#### Task objective
Omit the pictures and return every entry exactly as written.

#### Dataset records
---*---
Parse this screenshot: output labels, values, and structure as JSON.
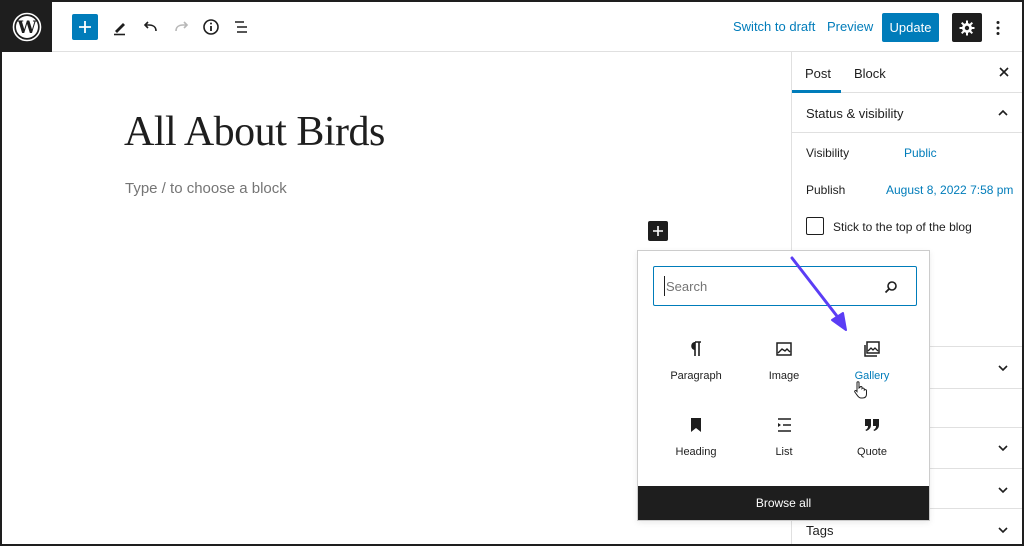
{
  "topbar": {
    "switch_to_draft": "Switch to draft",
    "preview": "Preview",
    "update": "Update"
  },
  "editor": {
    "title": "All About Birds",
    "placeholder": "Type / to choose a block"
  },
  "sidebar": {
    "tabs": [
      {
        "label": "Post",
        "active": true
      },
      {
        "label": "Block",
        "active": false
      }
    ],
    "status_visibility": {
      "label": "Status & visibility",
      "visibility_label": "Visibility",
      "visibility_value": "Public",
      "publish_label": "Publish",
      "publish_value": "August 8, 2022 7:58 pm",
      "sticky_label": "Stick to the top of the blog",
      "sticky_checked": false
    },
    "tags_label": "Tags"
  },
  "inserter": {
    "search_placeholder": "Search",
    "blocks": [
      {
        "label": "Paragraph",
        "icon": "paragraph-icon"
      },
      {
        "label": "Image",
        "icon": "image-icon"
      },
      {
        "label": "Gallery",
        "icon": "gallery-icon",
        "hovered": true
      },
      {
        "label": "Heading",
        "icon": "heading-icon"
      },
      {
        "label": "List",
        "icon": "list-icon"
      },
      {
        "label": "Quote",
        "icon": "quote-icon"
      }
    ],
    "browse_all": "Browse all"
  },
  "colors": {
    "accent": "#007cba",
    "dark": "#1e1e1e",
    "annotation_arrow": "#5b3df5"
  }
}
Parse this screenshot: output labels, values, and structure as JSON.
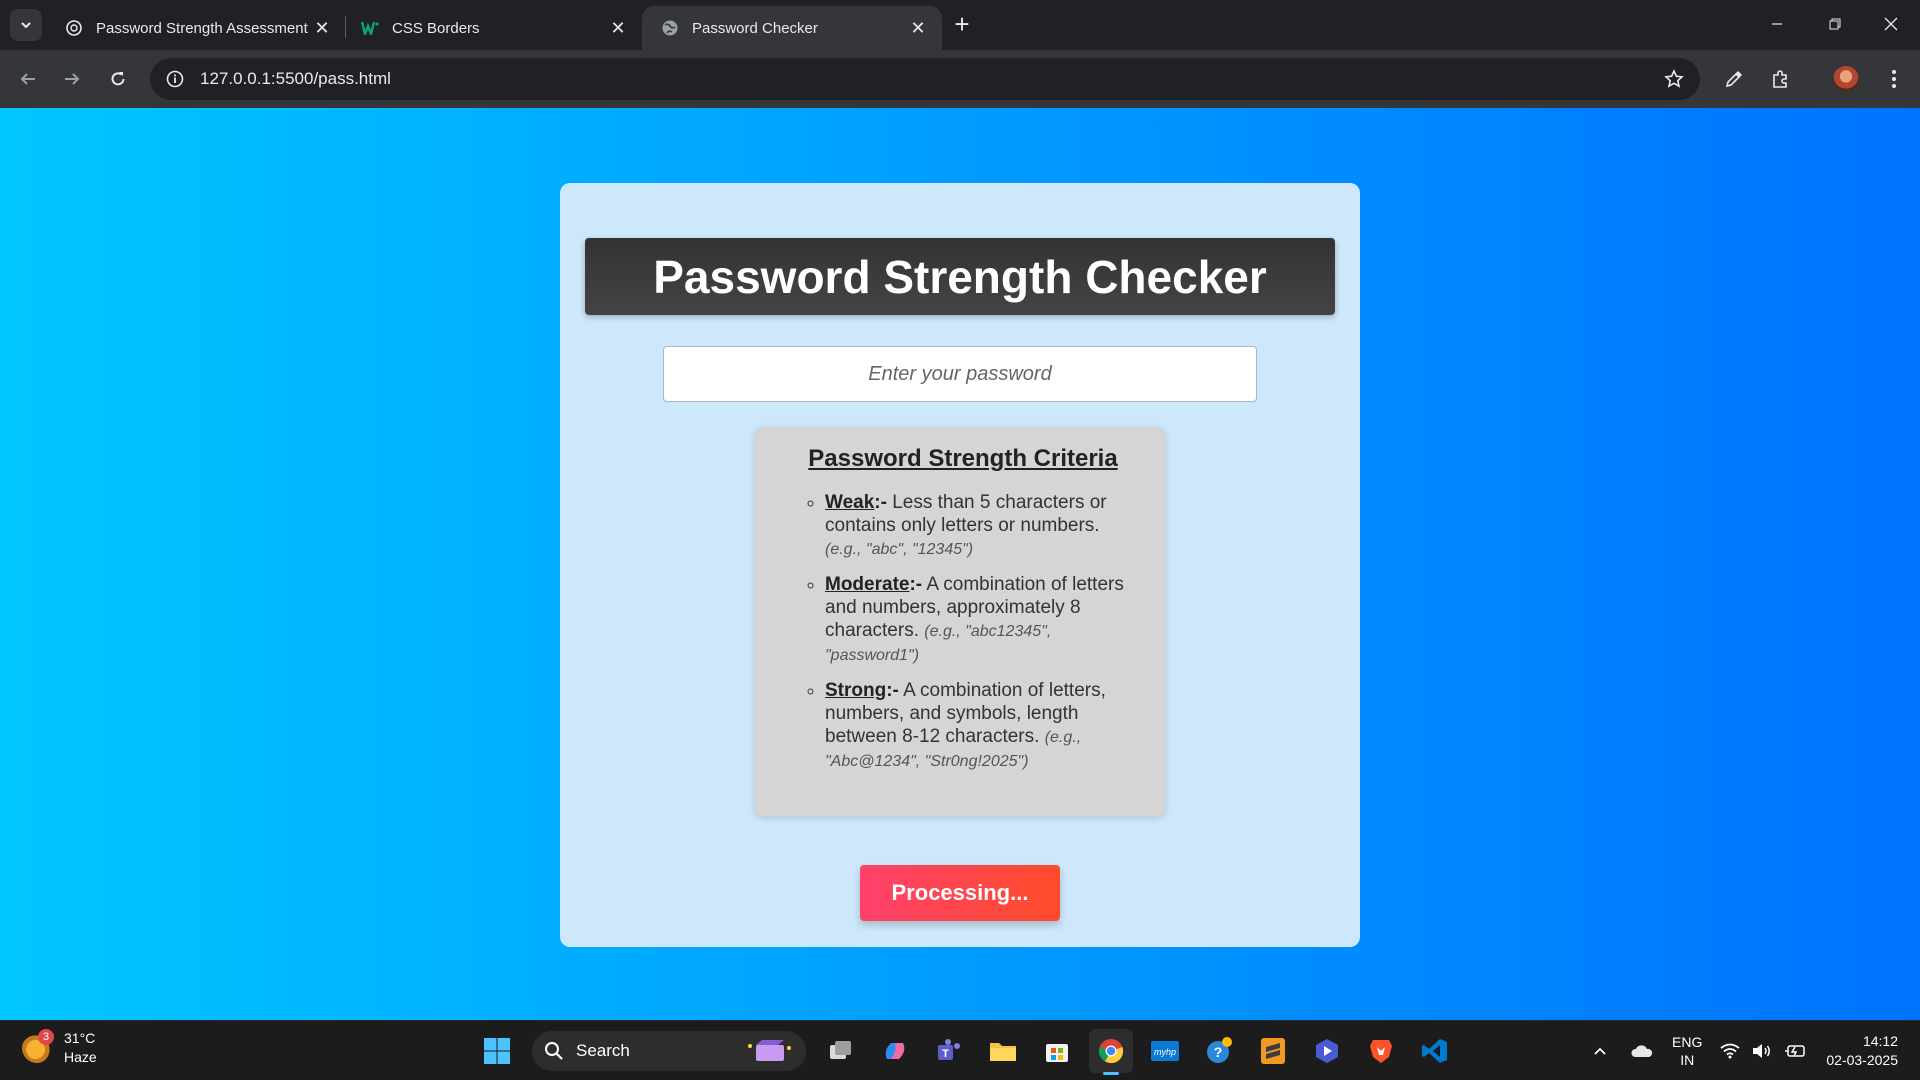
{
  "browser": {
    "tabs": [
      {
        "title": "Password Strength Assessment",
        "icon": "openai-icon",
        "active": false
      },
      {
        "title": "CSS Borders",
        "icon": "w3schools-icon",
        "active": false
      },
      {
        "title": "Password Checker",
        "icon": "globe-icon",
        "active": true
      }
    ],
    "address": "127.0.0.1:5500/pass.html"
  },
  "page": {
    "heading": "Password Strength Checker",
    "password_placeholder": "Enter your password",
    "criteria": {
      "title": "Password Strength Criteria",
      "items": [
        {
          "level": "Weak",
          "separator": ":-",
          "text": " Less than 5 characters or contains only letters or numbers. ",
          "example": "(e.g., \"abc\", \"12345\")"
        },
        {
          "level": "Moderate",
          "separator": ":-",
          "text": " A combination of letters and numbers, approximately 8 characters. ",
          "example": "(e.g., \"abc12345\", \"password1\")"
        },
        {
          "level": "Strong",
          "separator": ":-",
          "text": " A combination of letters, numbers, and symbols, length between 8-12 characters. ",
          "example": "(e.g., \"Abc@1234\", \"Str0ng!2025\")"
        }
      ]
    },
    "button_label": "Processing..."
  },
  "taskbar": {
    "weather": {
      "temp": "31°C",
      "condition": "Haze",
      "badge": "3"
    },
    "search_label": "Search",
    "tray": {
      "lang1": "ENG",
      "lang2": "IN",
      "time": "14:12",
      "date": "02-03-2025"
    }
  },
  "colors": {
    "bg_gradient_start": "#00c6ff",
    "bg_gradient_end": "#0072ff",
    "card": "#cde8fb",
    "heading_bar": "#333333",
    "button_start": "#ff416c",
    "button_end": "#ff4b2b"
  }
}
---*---
#### Output of the exercise
Parse this screenshot: output labels, values, and structure as JSON.
{
  "topbar": {
    "switch_to_draft": "Switch to draft",
    "preview": "Preview",
    "update": "Update"
  },
  "editor": {
    "title": "All About Birds",
    "placeholder": "Type / to choose a block"
  },
  "sidebar": {
    "tabs": [
      {
        "label": "Post",
        "active": true
      },
      {
        "label": "Block",
        "active": false
      }
    ],
    "status_visibility": {
      "label": "Status & visibility",
      "visibility_label": "Visibility",
      "visibility_value": "Public",
      "publish_label": "Publish",
      "publish_value": "August 8, 2022 7:58 pm",
      "sticky_label": "Stick to the top of the blog",
      "sticky_checked": false
    },
    "tags_label": "Tags"
  },
  "inserter": {
    "search_placeholder": "Search",
    "blocks": [
      {
        "label": "Paragraph",
        "icon": "paragraph-icon"
      },
      {
        "label": "Image",
        "icon": "image-icon"
      },
      {
        "label": "Gallery",
        "icon": "gallery-icon",
        "hovered": true
      },
      {
        "label": "Heading",
        "icon": "heading-icon"
      },
      {
        "label": "List",
        "icon": "list-icon"
      },
      {
        "label": "Quote",
        "icon": "quote-icon"
      }
    ],
    "browse_all": "Browse all"
  },
  "colors": {
    "accent": "#007cba",
    "dark": "#1e1e1e",
    "annotation_arrow": "#5b3df5"
  }
}
Parse this screenshot: output labels, values, and structure as JSON.
{
  "browser": {
    "tabs": [
      {
        "title": "Password Strength Assessment",
        "icon": "openai-icon",
        "active": false
      },
      {
        "title": "CSS Borders",
        "icon": "w3schools-icon",
        "active": false
      },
      {
        "title": "Password Checker",
        "icon": "globe-icon",
        "active": true
      }
    ],
    "address": "127.0.0.1:5500/pass.html"
  },
  "page": {
    "heading": "Password Strength Checker",
    "password_placeholder": "Enter your password",
    "criteria": {
      "title": "Password Strength Criteria",
      "items": [
        {
          "level": "Weak",
          "separator": ":-",
          "text": " Less than 5 characters or contains only letters or numbers. ",
          "example": "(e.g., \"abc\", \"12345\")"
        },
        {
          "level": "Moderate",
          "separator": ":-",
          "text": " A combination of letters and numbers, approximately 8 characters. ",
          "example": "(e.g., \"abc12345\", \"password1\")"
        },
        {
          "level": "Strong",
          "separator": ":-",
          "text": " A combination of letters, numbers, and symbols, length between 8-12 characters. ",
          "example": "(e.g., \"Abc@1234\", \"Str0ng!2025\")"
        }
      ]
    },
    "button_label": "Processing..."
  },
  "taskbar": {
    "weather": {
      "temp": "31°C",
      "condition": "Haze",
      "badge": "3"
    },
    "search_label": "Search",
    "tray": {
      "lang1": "ENG",
      "lang2": "IN",
      "time": "14:12",
      "date": "02-03-2025"
    }
  },
  "colors": {
    "bg_gradient_start": "#00c6ff",
    "bg_gradient_end": "#0072ff",
    "card": "#cde8fb",
    "heading_bar": "#333333",
    "button_start": "#ff416c",
    "button_end": "#ff4b2b"
  }
}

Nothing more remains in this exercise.